Meiliana Yumi or called Yumi is a traditional woman of the Penunggu People from Menteng Village Tualang Pusu, North Sumatra. Yumi is the driving force in her ancestral territory to manage their ulayat land. Currently, Yumi is active in PEREMPUAN AMAN, the organizational wing of the Indigenous Peoples Alliance of the Archipelago (AMAN). Her role is the National Council for the Sumatra region.
Yumi and indigenous women in the Rakyat Penunggu’s ancestral territory started a movement to manage ancestral lands in 2018. “Initially, not all indigenous women were interested in managing ancestral lands,” said Yumi. The reason is that not all indigenous women work in their villages. Yumi said many indigenous women work as labourers in the city, so they do not have time to manage ancestral lands.
The farm’s products, they produce, include vegetables, chilli, corn, rice, and fruits. “In my village, We plant a lot of vegetables, corn, and beans,” said Yumi.

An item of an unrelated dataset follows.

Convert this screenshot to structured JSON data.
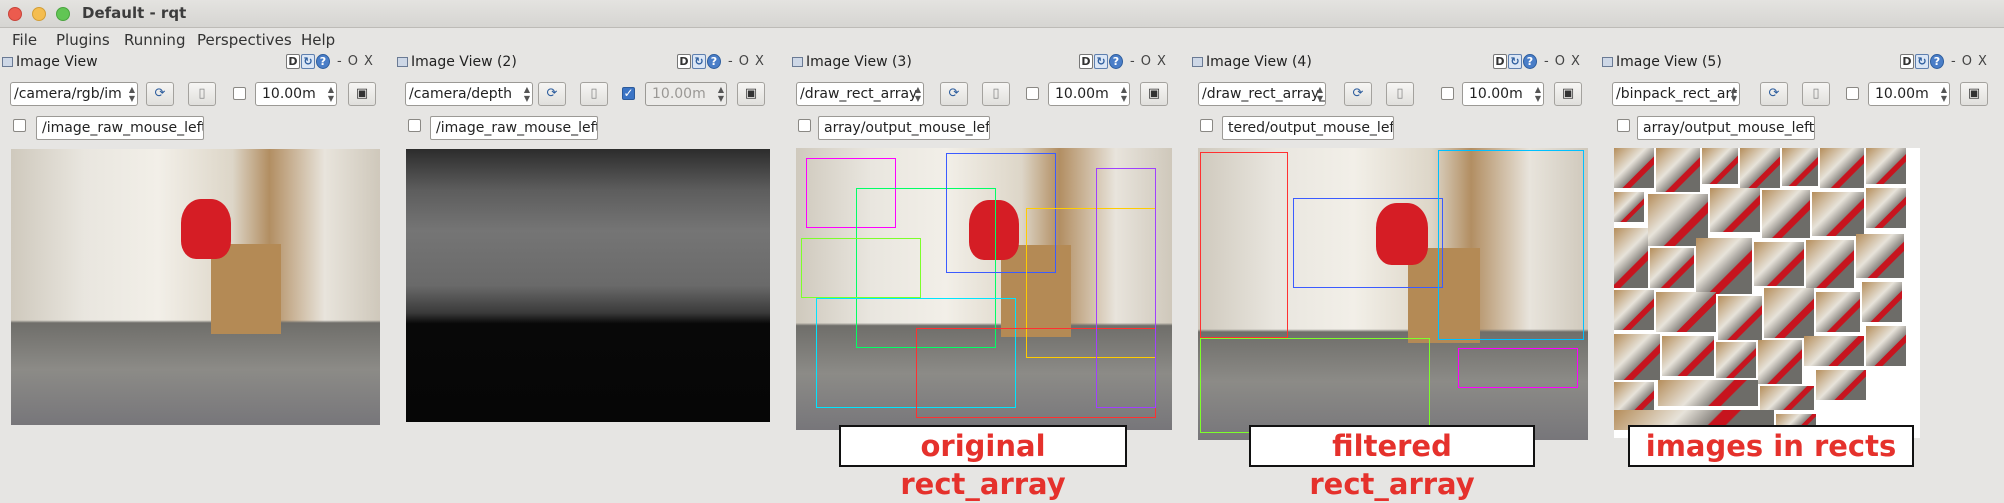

In 2020, the first case of Covid-19 occurred in Indonesia. The government has also implemented social restrictions at every level of the administrative area, including Deli Serdang Regency, where the Rakyat Penunggu’s ancestral territory is located.
The indigenous women of the Rakyat Penunggu also followed the government instructions about preventing Covid-19. They suspended the religious weekly gathering. “We are aware of the virus, so we try to fence ourselves in,” said Yumi.
The impact that Yumi saw was massive layoffs. “Many indigenous women have been laid off from work,” said Yumi.
Amid a difficult situation, the collective farm echoed by Yumi and other indigenous women of the Rakyat Penunggu was able to become a solution to the food crisis in their Regency. “What we plant can contribute beyond our ancestral territory,” said Yumi.
The location of the ancestral territory, which is not far from the city, makes many city dwellers come to the collective farm to ask for food supply. “Yes, we allow them to have our food, as long as they do not sell it back,” said Yumi.